We’ve talked about several aspects of splitting up household duties. Here are a few more things to consider.
The division of chores should be an ongoing dialogue. Any new system will need tweaks, and you may discover new things about what is important to you or your spouse. That’s OK. As we said previously, the important thing isn’t exactly how your system works, it’s your agreement about who does what & when. The “how” should probably be left out unless it matters to the outcome—don’t micromanage your spouse or be critical of their efforts. In some cases, it can be important, though, to define what “done” means. Are the dishes in the dishwasher? Are the counters and table also wiped off and the garbage emptied? Stritof (2020) suggests touching base on a plan each week. “Let one another know what the coming week is going to be like: meetings, errands, special occasions, etc. Then decide who is going to do what, make a list, and post the list. Then let it go.” And another important point: “Don’t nag each other about what you volunteered to do. If the task hasn’t been done by the following week when you next sit down to share expectations, that’s the time to bring it up” (2020).
According to Stritof, compromise works best if you select priorities. “Set your priorities as a couple. What is truly important to each of you? … If you are comfortable with a messy home and it bothers your spouse, you both need to compromise. Compromise works best if you select priorities, rather than trying to completely satisfy both partners” (2020).
Because it’s nearly impossible to find a true 50/50 split when it comes to a varied set of tasks, Rowe (2021) suggests striving for equity rather than equality. “Equity, in this case, means that balance is achieved because both partners agreed on fair adjustments based on each other’s needs and net contributions in the home as well as outside of it. … If one partner’s day job is very strenuous and requires a lot of physical exertion, they may wish to do chores that are more related to planning, paying, and organizing than to physical labor.”

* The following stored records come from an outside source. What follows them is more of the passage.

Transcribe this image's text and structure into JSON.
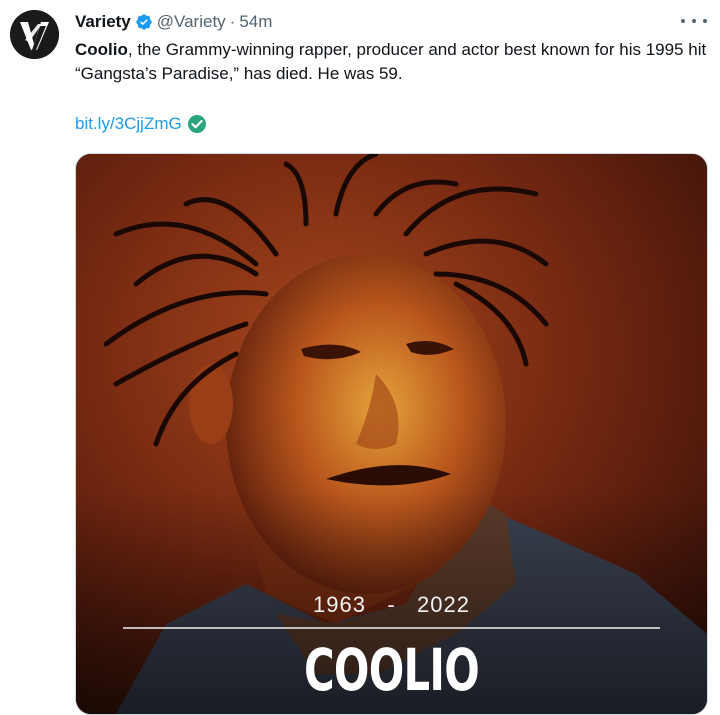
{
  "tweet": {
    "author_name": "Variety",
    "handle": "@Variety",
    "separator": "·",
    "time": "54m",
    "text_bold": "Coolio",
    "text_rest": ", the Grammy-winning rapper, producer and actor best known for his 1995 hit “Gangsta’s Paradise,” has died. He was 59.",
    "link": "bit.ly/3CjjZmG"
  },
  "media": {
    "years_start": "1963",
    "years_sep": "-",
    "years_end": "2022",
    "headline": "COOLIO"
  },
  "icons": {
    "avatar": "variety-v-logo",
    "verified": "verified-badge-icon",
    "link_check": "check-circle-icon",
    "more": "more-dots-icon"
  },
  "colors": {
    "link": "#1d9bf0",
    "secondary_text": "#536471",
    "verified": "#1d9bf0",
    "check": "#2ba57a"
  }
}
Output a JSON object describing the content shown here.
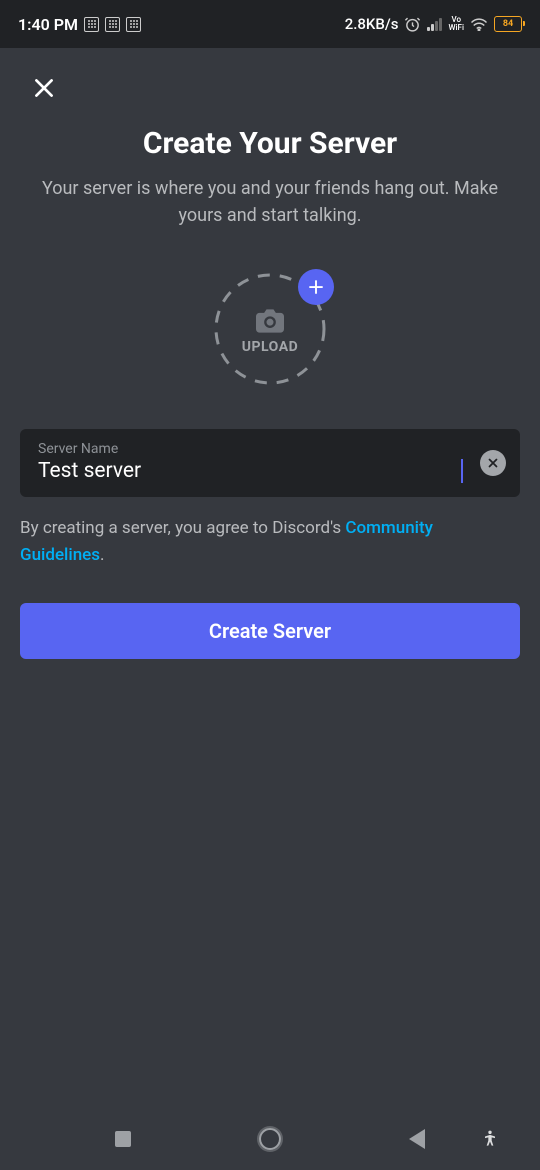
{
  "status_bar": {
    "time": "1:40 PM",
    "data_rate": "2.8KB/s",
    "battery_percent": "84",
    "vo_line1": "Vo",
    "vo_line2": "WiFi"
  },
  "page": {
    "title": "Create Your Server",
    "subtitle": "Your server is where you and your friends hang out. Make yours and start talking."
  },
  "upload": {
    "label": "UPLOAD"
  },
  "input": {
    "label": "Server Name",
    "value": "Test server"
  },
  "agreement": {
    "prefix": "By creating a server, you agree to Discord's ",
    "link_text": "Community Guidelines",
    "suffix": "."
  },
  "create_button": {
    "label": "Create Server"
  }
}
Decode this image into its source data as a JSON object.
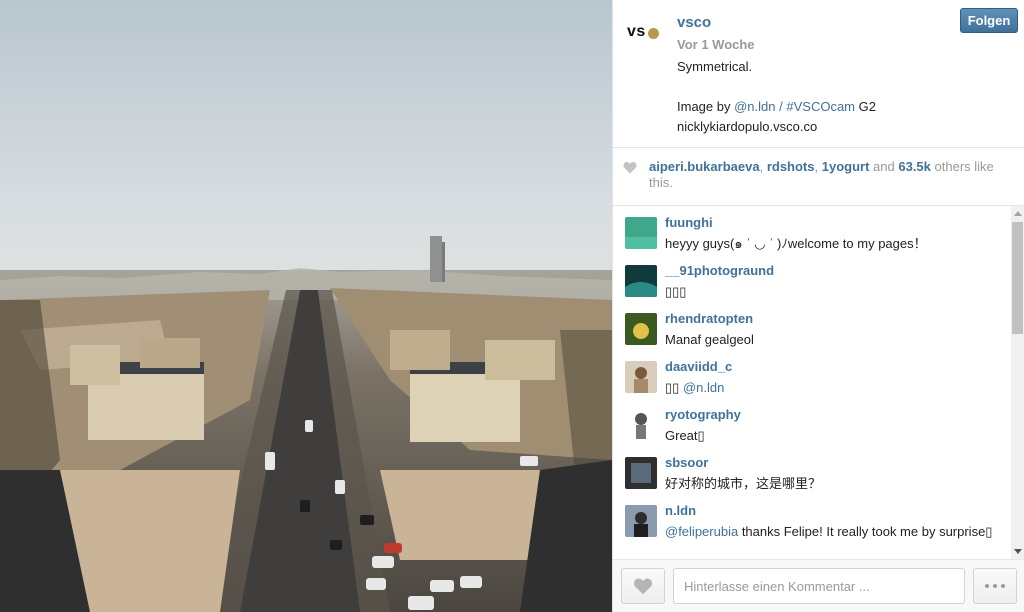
{
  "photo": {
    "alt_subject": "aerial-city-avenue"
  },
  "post": {
    "logo_text": "vs",
    "username": "vsco",
    "time": "Vor 1 Woche",
    "caption_line1": "Symmetrical.",
    "caption_prefix": "Image by",
    "caption_mention": "@n.ldn",
    "caption_sep": "/",
    "caption_hashtag": "#VSCOcam",
    "caption_suffix": "G2",
    "caption_line4": "nicklykiardopulo.vsco.co",
    "follow_label": "Folgen"
  },
  "likes": {
    "user1": "aiperi.bukarbaeva",
    "sep1": ",",
    "user2": "rdshots",
    "sep2": ",",
    "user3": "1yogurt",
    "and": "and",
    "count": "63.5k",
    "others": "others like this."
  },
  "comments": [
    {
      "user": "fuunghi",
      "text": "heyyy guys(๑ ˈ ◡ ˈ )ﾉwelcome to my pages！",
      "avatar_color": "#3fa88a"
    },
    {
      "user": "__91photograund",
      "text": "▯▯▯",
      "avatar_color": "#2a6b6a"
    },
    {
      "user": "rhendratopten",
      "text": "Manaf gealgeol",
      "avatar_color": "#4a6a2a"
    },
    {
      "user": "daaviidd_c",
      "text_prefix": "▯▯",
      "mention": "@n.ldn",
      "avatar_color": "#c9b8a0"
    },
    {
      "user": "ryotography",
      "text": "Great▯",
      "avatar_color": "#ffffff"
    },
    {
      "user": "sbsoor",
      "text": "好对称的城市，这是哪里？",
      "avatar_color": "#3a3a3a"
    },
    {
      "user": "n.ldn",
      "mention": "@feliperubia",
      "text_suffix": "thanks Felipe! It really took me by surprise▯",
      "avatar_color": "#6b7f95"
    }
  ],
  "footer": {
    "comment_placeholder": "Hinterlasse einen Kommentar ..."
  },
  "colors": {
    "link": "#3f729b",
    "muted": "#999999",
    "follow_button": "#3f729b"
  }
}
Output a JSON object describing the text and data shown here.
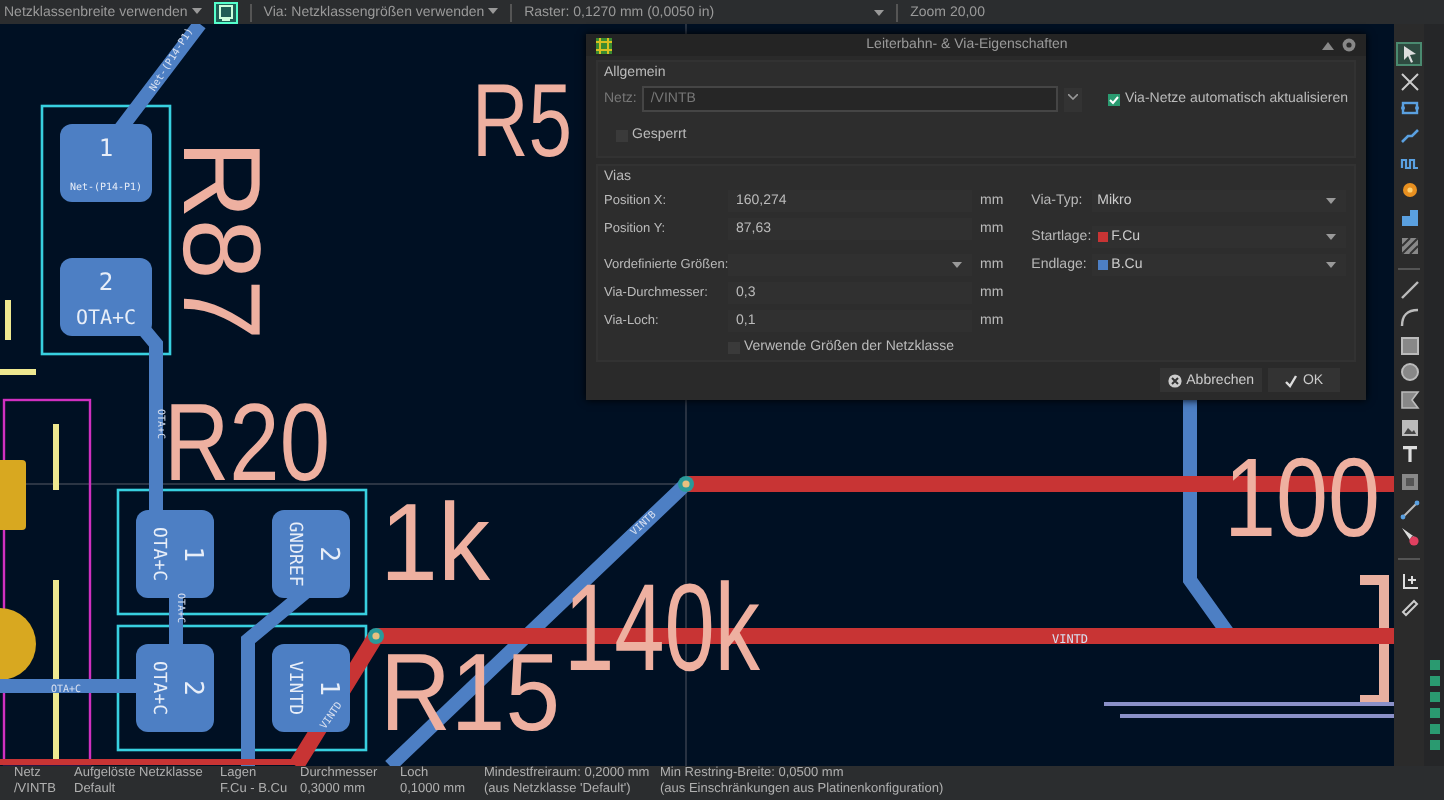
{
  "toolbar": {
    "track_width": "Netzklassenbreite verwenden",
    "highlight_button_on": true,
    "via_size": "Via: Netzklassengrößen verwenden",
    "grid": "Raster: 0,1270 mm (0,0050 in)",
    "zoom": "Zoom 20,00"
  },
  "canvas": {
    "silkscreen": [
      "R5",
      "R87",
      "R20",
      "1k",
      "R15",
      "140k",
      "100"
    ],
    "pads": [
      {
        "number": "1",
        "net": "Net-(P14-P1)"
      },
      {
        "number": "2",
        "net": "OTA+C"
      },
      {
        "number": "1",
        "net": "OTA+C"
      },
      {
        "number": "2",
        "net": "GNDREF"
      },
      {
        "number": "2",
        "net": "OTA+C"
      },
      {
        "number": "1",
        "net": "VINTD"
      }
    ],
    "track_labels": [
      "Net-(P14-P1)",
      "OTA+C",
      "OTA+C",
      "OTA+C",
      "VINTB",
      "VINTD",
      "VINTD"
    ]
  },
  "dialog": {
    "title": "Leiterbahn- & Via-Eigenschaften",
    "general": {
      "heading": "Allgemein",
      "net_label": "Netz:",
      "net_value": "/VINTB",
      "auto_update": {
        "label": "Via-Netze automatisch aktualisieren",
        "checked": true
      },
      "locked": {
        "label": "Gesperrt",
        "checked": false
      }
    },
    "vias": {
      "heading": "Vias",
      "fields": [
        {
          "kind": "input",
          "label": "Position X:",
          "value": "160,274",
          "unit": "mm"
        },
        {
          "kind": "input",
          "label": "Position Y:",
          "value": "87,63",
          "unit": "mm"
        },
        {
          "kind": "dropdown",
          "label": "Vordefinierte Größen:",
          "unit": "mm"
        },
        {
          "kind": "input",
          "label": "Via-Durchmesser:",
          "value": "0,3",
          "unit": "mm"
        },
        {
          "kind": "input",
          "label": "Via-Loch:",
          "value": "0,1",
          "unit": "mm"
        }
      ],
      "selects": [
        {
          "label": "Via-Typ:",
          "value": "Mikro"
        },
        {
          "label": "Startlage:",
          "value": "F.Cu",
          "color": "#c83434"
        },
        {
          "label": "Endlage:",
          "value": "B.Cu",
          "color": "#4d7fc4"
        }
      ],
      "use_netclass": {
        "label": "Verwende Größen der Netzklasse",
        "checked": false
      }
    },
    "buttons": [
      {
        "kind": "cancel",
        "label": "Abbrechen"
      },
      {
        "kind": "ok",
        "label": "OK"
      }
    ]
  },
  "right_toolbar": [
    {
      "kind": "select",
      "selected": true
    },
    {
      "kind": "cross",
      "selected": false
    },
    {
      "kind": "footprint",
      "selected": false
    },
    {
      "kind": "route",
      "selected": false
    },
    {
      "kind": "tune",
      "selected": false
    },
    {
      "kind": "via",
      "selected": false
    },
    {
      "kind": "zone",
      "selected": false
    },
    {
      "kind": "hatch",
      "selected": false
    },
    {
      "kind": "separator"
    },
    {
      "kind": "line",
      "selected": false
    },
    {
      "kind": "arc",
      "selected": false
    },
    {
      "kind": "rect",
      "selected": false
    },
    {
      "kind": "circle",
      "selected": false
    },
    {
      "kind": "polygon",
      "selected": false
    },
    {
      "kind": "image",
      "selected": false
    },
    {
      "kind": "text",
      "selected": false
    },
    {
      "kind": "textbox",
      "selected": false
    },
    {
      "kind": "dimension",
      "selected": false
    },
    {
      "kind": "delete",
      "selected": false
    },
    {
      "kind": "separator"
    },
    {
      "kind": "origin",
      "selected": false
    },
    {
      "kind": "measure",
      "selected": false
    }
  ],
  "side_panel": {
    "layer_visibility": [
      {
        "checked": true
      },
      {
        "checked": true
      },
      {
        "checked": true
      },
      {
        "checked": true
      },
      {
        "checked": true
      },
      {
        "checked": true
      }
    ]
  },
  "status_bar": [
    {
      "heading": "Netz",
      "value": "/VINTB"
    },
    {
      "heading": "Aufgelöste Netzklasse",
      "value": "Default"
    },
    {
      "heading": "Lagen",
      "value": "F.Cu - B.Cu"
    },
    {
      "heading": "Durchmesser",
      "value": "0,3000 mm"
    },
    {
      "heading": "Loch",
      "value": "0,1000 mm"
    },
    {
      "heading": "Mindestfreiraum: 0,2000 mm",
      "value": "(aus Netzklasse 'Default')"
    },
    {
      "heading": "Min Restring-Breite: 0,0500 mm",
      "value": "(aus Einschränkungen aus Platinenkonfiguration)"
    }
  ]
}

Gregoire (2017) adds that one of the benefits of marriage is that you can each do what you’re best at, and thereby reap the benefits of specialization. In addition, “If you’re expecting your spouse to do their share, then you’re always looking at them asking if they’re living up to their end of the bargain. That’s a recipe for constant resentment … we should each put our all into a marriage–100-100” (2017). Along with that, remember to say, “thank you!” Even if your spouse is doing what is considered a fair split, ordinary, everyday gratitude goes a long way. Try saying “thank you” at least once a day. Foster an attitude of appreciation for what each one contributes to the marriage (chores included!). Remember, you’re in this together!
Gregoire, S. W. (2017, May 2). Top 10 Principles for Splitting Household Chores with Your Husband. To Love, Honor and Vacuum. https://tolovehonorandvacuum.com/2017/05/splitting-household-chores-with-husband/
Rowe, S. (2021, July 30). How to Split Chores When the Honey-Do List Gets Heated. Psych Central. https://psychcentral.com/lib/chore-war-household-tasks-and-the-two-paycheck-couple
Stritof, S. (2020, February 4). How to Keep Housework From Hurting Your Marriage. Verywell Mind. https://www.verywellmind.com/chores-conflict-in-marriage-2300980